The recently released Consumer Price Index rose a disturbing 0.5% in July, exceeding forecasts. Such prices are up 3.6% during the past 12 months, exceeding the 2.3% rise in average hourly earnings for all employees on private nonfarm payrolls.
To no ones surprise…higher energy costs led the way, with overall energy costs rising 19.0% during the past 12 months. Expectations that sluggish domestic and global economic growth could lead energy prices even lower than what has developed in recent weeks helps sooth some of the inflation anxiety in financial markets.
Food costs rose an estimated 4.2% during the past year, which most of our restauratuers would say is understated. The weak U.S. dollar hasn’t exactly helped either.
The “core” measure of consumer inflation (which excludes volatile food and energy costs) rose 1.8% during the past 12 months. This measure is within the Fed’s perceived long-term “core” target range of 1.5% -2.0% annually. At the same time, the 1.8% core rise is three times what is was as recently as last October.
Most forecasters, including the Fed, expect consumer inflation pressures to moderate in coming months as economic growth most everywhere seems to be slowing. Should inflation pressures not moderate, any new stimulus from the Fed would be limited.

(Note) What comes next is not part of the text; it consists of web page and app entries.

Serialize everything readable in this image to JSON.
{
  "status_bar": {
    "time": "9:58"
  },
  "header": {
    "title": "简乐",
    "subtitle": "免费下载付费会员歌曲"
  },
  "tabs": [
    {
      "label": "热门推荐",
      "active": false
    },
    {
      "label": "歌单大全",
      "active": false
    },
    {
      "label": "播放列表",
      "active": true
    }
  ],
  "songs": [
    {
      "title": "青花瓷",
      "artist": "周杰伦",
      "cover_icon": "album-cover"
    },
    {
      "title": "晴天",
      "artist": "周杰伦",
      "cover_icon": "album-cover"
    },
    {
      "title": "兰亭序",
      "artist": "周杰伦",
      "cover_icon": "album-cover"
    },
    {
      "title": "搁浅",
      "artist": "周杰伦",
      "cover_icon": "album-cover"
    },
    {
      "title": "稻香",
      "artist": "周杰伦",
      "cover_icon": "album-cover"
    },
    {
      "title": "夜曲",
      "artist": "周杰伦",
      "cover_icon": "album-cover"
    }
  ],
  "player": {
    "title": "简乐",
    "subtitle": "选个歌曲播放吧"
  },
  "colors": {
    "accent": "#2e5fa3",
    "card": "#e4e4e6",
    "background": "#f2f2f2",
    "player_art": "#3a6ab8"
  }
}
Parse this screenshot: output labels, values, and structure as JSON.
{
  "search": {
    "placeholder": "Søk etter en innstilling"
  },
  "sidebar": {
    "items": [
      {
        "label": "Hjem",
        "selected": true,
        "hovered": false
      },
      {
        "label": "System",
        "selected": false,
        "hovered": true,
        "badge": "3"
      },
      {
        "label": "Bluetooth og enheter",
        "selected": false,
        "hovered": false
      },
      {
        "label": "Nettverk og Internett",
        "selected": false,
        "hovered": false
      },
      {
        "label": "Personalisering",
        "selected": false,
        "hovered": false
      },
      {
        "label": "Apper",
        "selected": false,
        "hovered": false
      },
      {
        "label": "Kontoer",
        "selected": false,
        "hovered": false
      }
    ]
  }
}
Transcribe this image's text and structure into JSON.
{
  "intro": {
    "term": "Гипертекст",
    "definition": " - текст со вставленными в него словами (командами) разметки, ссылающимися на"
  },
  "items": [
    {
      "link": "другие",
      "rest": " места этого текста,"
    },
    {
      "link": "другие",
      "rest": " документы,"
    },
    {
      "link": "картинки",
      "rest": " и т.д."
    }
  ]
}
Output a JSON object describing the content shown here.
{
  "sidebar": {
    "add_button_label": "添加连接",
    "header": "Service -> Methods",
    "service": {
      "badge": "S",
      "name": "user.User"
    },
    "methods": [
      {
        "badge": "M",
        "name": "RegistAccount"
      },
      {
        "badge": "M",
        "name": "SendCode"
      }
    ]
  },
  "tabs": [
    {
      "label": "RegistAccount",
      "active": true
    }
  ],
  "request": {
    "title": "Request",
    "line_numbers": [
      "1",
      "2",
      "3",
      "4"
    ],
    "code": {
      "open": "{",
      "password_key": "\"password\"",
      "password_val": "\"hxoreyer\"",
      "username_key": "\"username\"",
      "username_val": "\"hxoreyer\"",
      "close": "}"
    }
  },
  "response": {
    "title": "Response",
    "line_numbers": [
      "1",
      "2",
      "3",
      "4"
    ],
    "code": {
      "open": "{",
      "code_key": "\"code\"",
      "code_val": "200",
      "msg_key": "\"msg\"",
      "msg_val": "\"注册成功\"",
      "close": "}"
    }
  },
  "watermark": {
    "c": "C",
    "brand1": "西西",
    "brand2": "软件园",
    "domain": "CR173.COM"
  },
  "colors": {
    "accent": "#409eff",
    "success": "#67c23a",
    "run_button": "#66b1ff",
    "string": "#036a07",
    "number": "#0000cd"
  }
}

We’ve discussed before the unpredictable nature of inflationary pressures. They may seem to ebb and flow, like the tide at the coast, and it may not always appear to impact you, but they steadily erode your purchasing power.